Friday, May 24, 2013
Tickets for Nenana Ice Classic on Sale
One of the early signs of spring in Alaska has sprouted.
FAIRBANKS - One of the early signs of spring in Alaska has sprouted.
The bright red ticket cans that signify the start of the annual Nenana Ice Classic were put out in their traditional spots in bars, convenience stores, grocery stores and gas stations around the state a week ago.
Tickets for Alaska's richest guessing game went on sale Feb. 1 and will be sold through April 5.
Now in its 95th year, the Ice Classic is one of Alaska's oldest springtime traditions. It was started in 1917 by engineers building the Alaska Railroad. The engineers had to halt work for the winter when they reached the frozen Tanana River. To combat boredom during the winter, the engineers wagered on when the river would break up so they could go back to work.
The event has grown into Alaska's version of the lottery. Thousands of people pay $2.50 per ticket to guess the exact time - to the minute - that a tripod set up on the Tanana River ice will move and stop a clock it is connected to on shore.
More than $10 million has been paid since the Ice Classic started.
Last year, more than 234,000 tickets were sold. Three winners who guessed the ice would go out at 9:06 a.m. Alaska Standard Time on April 29 split a jackpot of $279,030. Each winner received $93,010 before taxes.
Ice Classic officials have not taken the first ice measurement of the winter yet but expect to do so this week, event manager Cherrie Forness said.
Tickets are $2.50 each and are available at more than 170 vendors around the state. There are more than 50 ticket vendors in the Fairbanks and North Pole areas.
Forness would like to see at least a $300,000 jackpot this year.
"That's what we're hoping for," she said.
The last time the Ice Classic's jackpot hit that mark was in 2008, when it reached $303,000.

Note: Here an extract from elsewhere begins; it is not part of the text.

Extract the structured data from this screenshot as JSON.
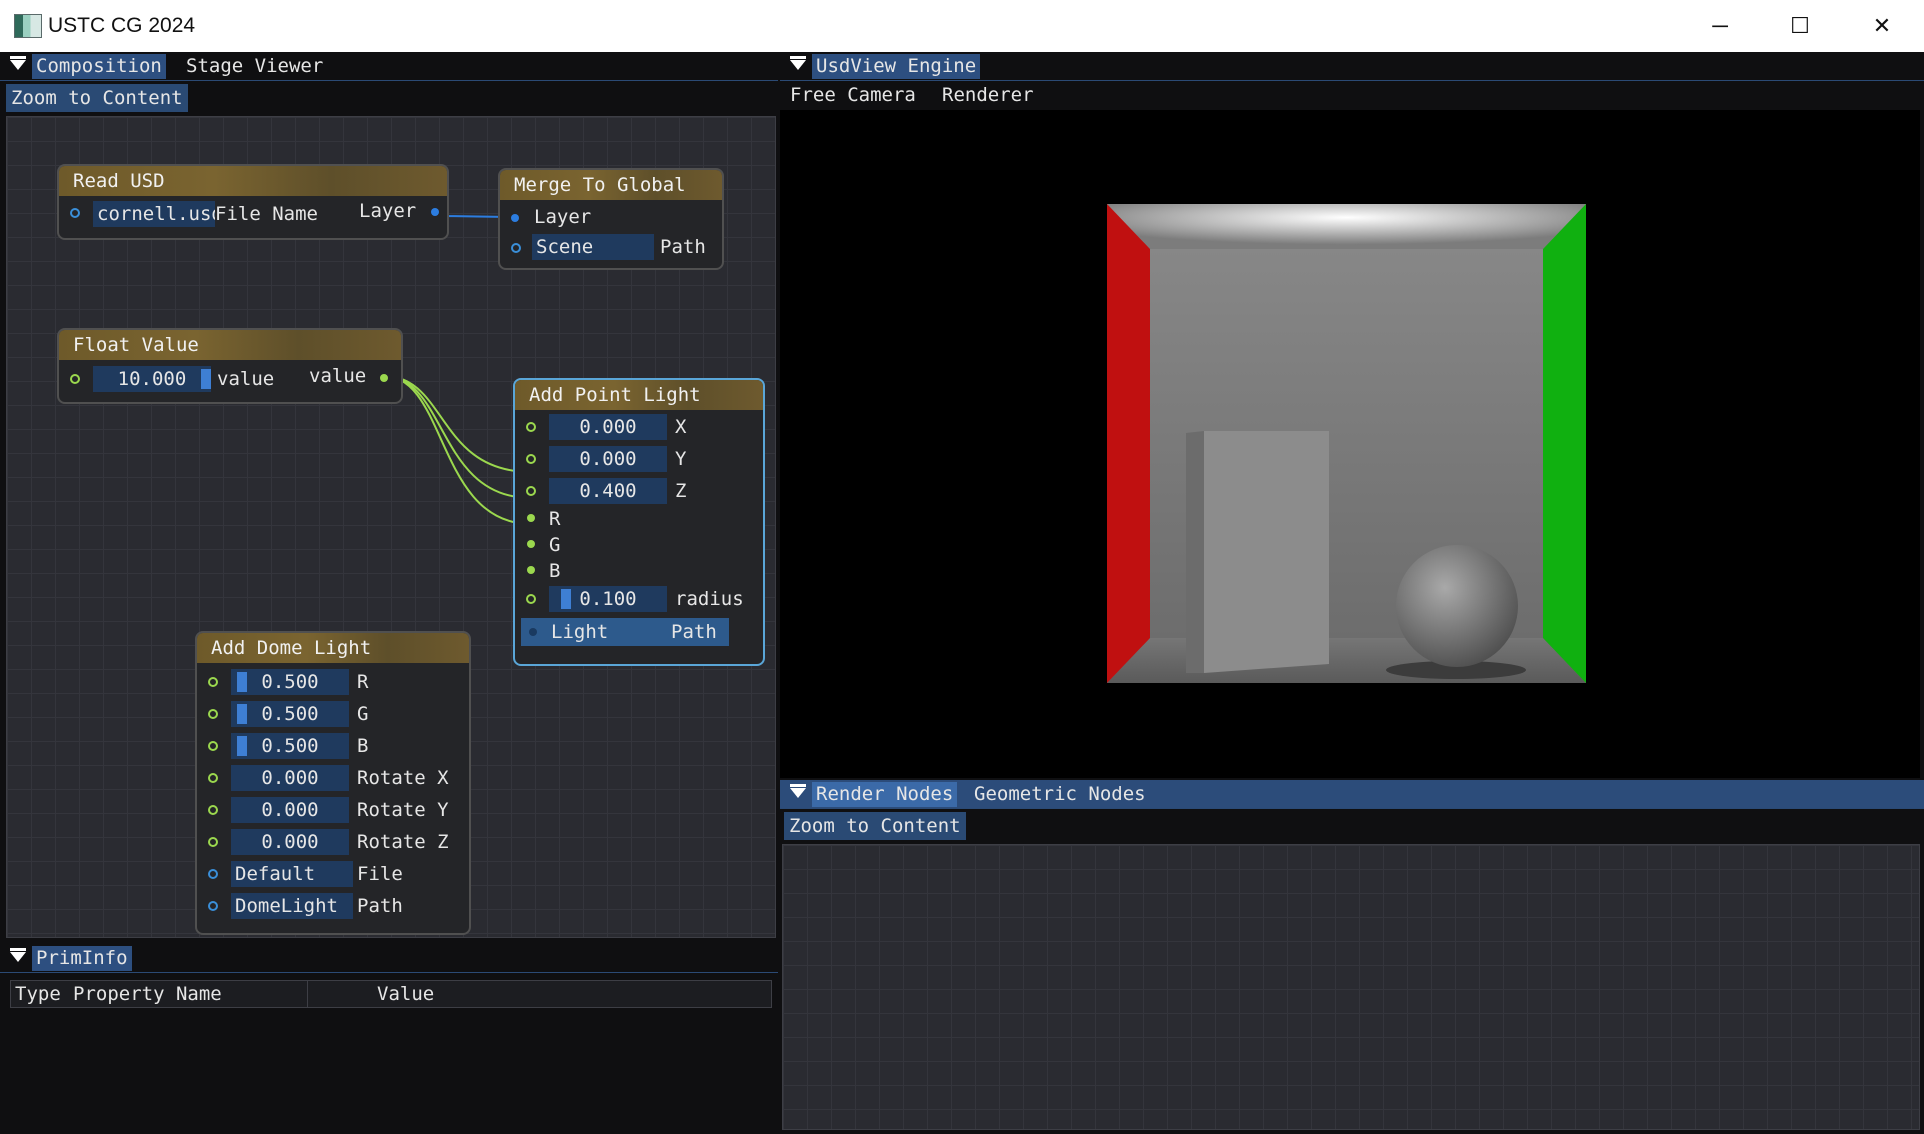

Though no ice measurements had been taken as of Monday, Forness suspects the ice is at least of average thickness because of a cold December and the lack of snow on top of the ice.
Contact staff writer Tim Mowry at 459-7587.